But lately, my cravings have been taking a very strange turn. I think I have had so many bad meat experiences that extend even beyond my run-ins with chicken that I'm starting to fear eating meat, period. You have to admit, there is nothing worse than eating a piece of savory brisket, biting down and discovering that ALAS! That was not meat, but pure, unadulterated fat that is squishing around in your mouth, and who the hell doesn't cut this #$&%! off the meat before they serve it to humans?! THERE IS NOTHING WORSE THAN THIS.

Of course, my husband would tell you that he is married to the pickiest eater alive (who also eats dried fish). He deliberately refuses to make choices on what we eat, even if I explicitly tell him to go ahead and make the decision, because there is a 95.78% chance that I will either not like it or want something else. If confronted with a plain ol' piece of meat, I will trim every miniscule trace of fat or anything strange-looking from it, no matter how long it takes, an inherited trait that is consistently attributed to my dad by my mom (watching the two of us eat together can be quite entertaining). But oh, man, the looks Cody gets when I watch some of the things he voluntarily puts in his mouth. I have a zero-tolerance policy for such madness.

So on that note, recently when I go out, I find myself ordering things like tofu, or veggie sandwiches, or anything with beans and cheese (there are no words to describe my everlasting love for cheese). And I start to wonder if I am unconsciously becoming a vegetarian. Like if it's happening to me and I have no control over it. Then I start to think about things like well-done bacon, or my beloved dried fish, or Ruth's Chris Steak House, and I think, "No... no, no, no. That could never happen to me. I am a self-professed carnivore." But then I think about how much I love animals, and how sometimes when I eat ground beef there are bones or cartilage in it, and I get grossed out. That thought is usually followed by a ponderance of whether it is easy to eat entirely vegetarian when in restaurants, or planning a menu, or eating at the home of a friend or family member. My BFF Amber is a vegetarian, and the brilliance otherwise known as Stacy recently made the switch, so I know that it's a bit of a lifestyle overhaul. Could I really make those kinds of adjustments?

Amber suggested that I try it for a month. So I'm gonna attempt it. I don't know how long I will last given that I have not won any awards lately for self-discipline, but for the month of April, I will make a noble effort to eat meat-free meals.
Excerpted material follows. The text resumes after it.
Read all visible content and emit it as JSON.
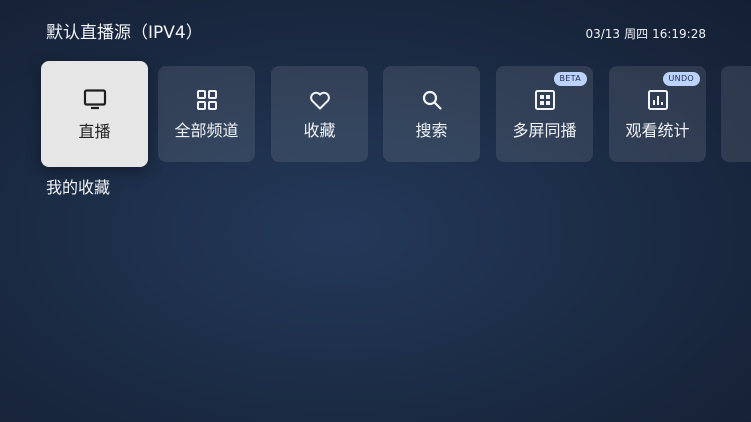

If anyone can make any good recommendations for vegetarian cookbooks, shoot them my way.

I'll be reporting on my progress, successes and failures over the next month. No. 2, over and out.